In Chapter 18, Paul moves on from Athens and ends in Corinth. He later wrote two letters to the Corinthians that are in the Bible, but now he is describing his first meeting with them. Here, he also meets Aquila and Priscilla and we learn that both Paul and Aquila are tentmakers by trade (v3). That is how they make their money. This is also the same Aquila and Priscilla that are depicted in the recent movie “Paul, the Apostle of Christ.” In this biblical account, Aquila and Priscilla have to move out of Rome, insinuating that they were living in Rome at the time. The movie depicts that they would have moved back into Rome to help the Christians there and to serve God.
Paul chooses to work so as not to be a burden (2 Cor 11:9) and earn his keep as mentioned in verse three. There seems to be great fruitfulness in Corinth and many come to believe, though that does not mean that there aren’t struggles in keeping the right faith. Silas and Timothy arrive so Paul can do even more. He stays there for about a year and a half. This amount of time spent there allows him to establish the faith and set a strong foundation. I suppose that may be why he was so upset when he had to write the letters to them.
Again, Paul’s luck with the Jewish community did not fare well with him; evidently, it was not part of God’s plan. So he shakes off his garments and focuses on the Gentiles. Yet there was still some hope. One of the synagogue officials did convert. In fact, his whole household was baptized and believed. That is how it works sometimes. You do a lot of work and nothing seems to be happening, and then a door opens and God’s grace does His part. But for us, we have to ask God to be with us, and it is always amazing when you experience God’s grace when things do not seem to be going as planned. It reminds me of the adage, “If you want to make God laugh, tell Him your plans.” Sometimes we have to step back and allow Jesus to do His work. But this too shall pass. Yet after some fruitfulness, the test comes and suffering must be endured. Sosthenes has to endure a great beating while the proconsul turns a blind eye.
On Paul’s journey to Antioch, there are some details that may get overlooked (v18-23). I never noticed this before, but Paul got a haircut because of a vow he had taken. I looked it up and found some answers on the “Bible Hub.” To explain, that might be two or three more articles, so I will leave it to you to study. Search for “Paul’s Vow.” It relates to an Old Testament vow he had taken, so obviously, the Old Testament is not null and void. This raises many questions.
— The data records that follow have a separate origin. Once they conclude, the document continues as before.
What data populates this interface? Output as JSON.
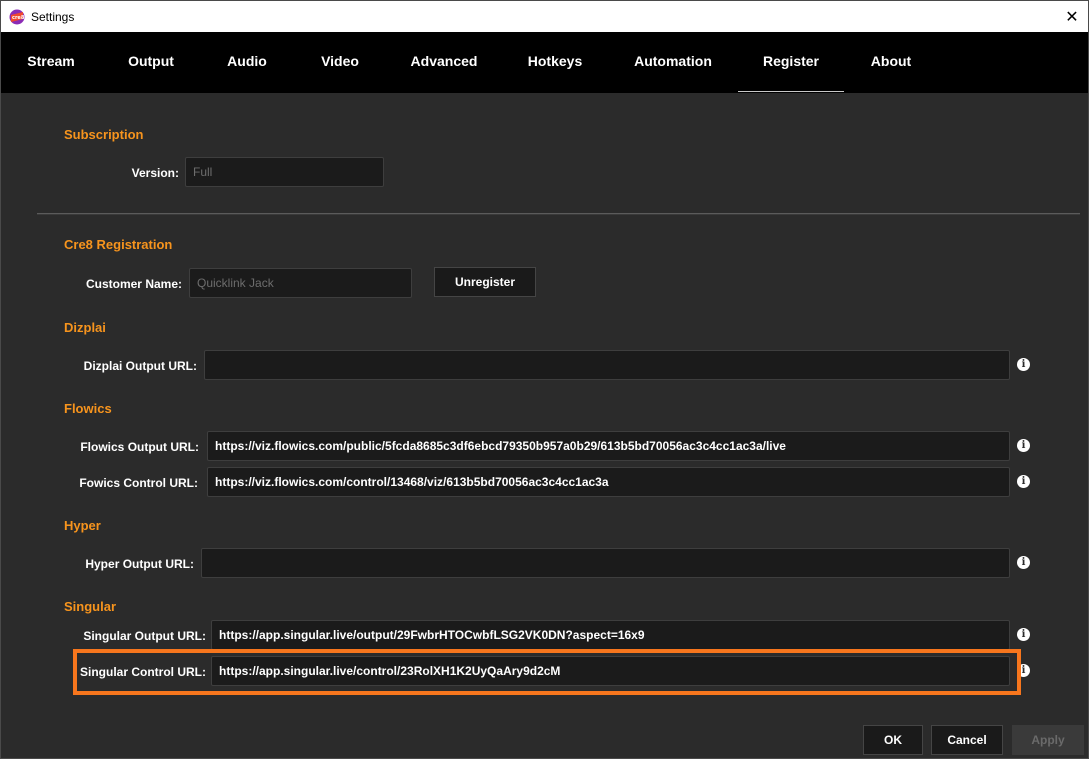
{
  "window": {
    "title": "Settings",
    "close_label": "✕"
  },
  "tabs": [
    {
      "label": "Stream"
    },
    {
      "label": "Output"
    },
    {
      "label": "Audio"
    },
    {
      "label": "Video"
    },
    {
      "label": "Advanced"
    },
    {
      "label": "Hotkeys"
    },
    {
      "label": "Automation"
    },
    {
      "label": "Register"
    },
    {
      "label": "About"
    }
  ],
  "active_tab": "Register",
  "subscription": {
    "title": "Subscription",
    "version_label": "Version:",
    "version_value": "Full"
  },
  "cre8": {
    "title": "Cre8 Registration",
    "customer_label": "Customer Name:",
    "customer_value": "Quicklink Jack",
    "unregister_label": "Unregister"
  },
  "dizplai": {
    "title": "Dizplai",
    "output_label": "Dizplai Output URL:",
    "output_value": ""
  },
  "flowics": {
    "title": "Flowics",
    "output_label": "Flowics Output URL:",
    "output_value": "https://viz.flowics.com/public/5fcda8685c3df6ebcd79350b957a0b29/613b5bd70056ac3c4cc1ac3a/live",
    "control_label": "Fowics Control URL:",
    "control_value": "https://viz.flowics.com/control/13468/viz/613b5bd70056ac3c4cc1ac3a"
  },
  "hyper": {
    "title": "Hyper",
    "output_label": "Hyper Output URL:",
    "output_value": ""
  },
  "singular": {
    "title": "Singular",
    "output_label": "Singular Output URL:",
    "output_value": "https://app.singular.live/output/29FwbrHTOCwbfLSG2VK0DN?aspect=16x9",
    "control_label": "Singular Control URL:",
    "control_value": "https://app.singular.live/control/23RolXH1K2UyQaAry9d2cM"
  },
  "footer": {
    "ok_label": "OK",
    "cancel_label": "Cancel",
    "apply_label": "Apply"
  },
  "colors": {
    "accent": "#f7941d",
    "highlight": "#f7761d",
    "background": "#2b2b2b",
    "tabbar": "#000000"
  }
}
Why still participate in a vow and not circumcision? What is he understanding? Even as a priest, I learn more every day. Isn’t God awesome!
So now Paul is backtracking where he and/or other Christians have gone. There seems to be a familiarity with him. In Ephesus, they want him to stay longer. In Caesarea, he greets the Church, so the Church is well established there and has a governing body to greet him. In verse 23, he goes out and strengthens the disciples and visits them in “orderly sequence.” When Paul first goes out, it is chaotic. He tries to listen to the Holy Spirit and figure out where God wants him to go while his life is threatened as he runs from town to town. He really didn’t know what was going to happen next. But now he goes in “orderly fashion.” In order to have “orderly fashion” there must be some sort of organization established.
In verse 24 we see the name Apollos for the first time. He is a great speaker and has some idea about the faith, but Aquila and Priscilla have to guide him some more. He gets even better and more conversions happen. But later, we will see a problem arises where Apollos is caught in the middle of an argument (1 Cor 3:4).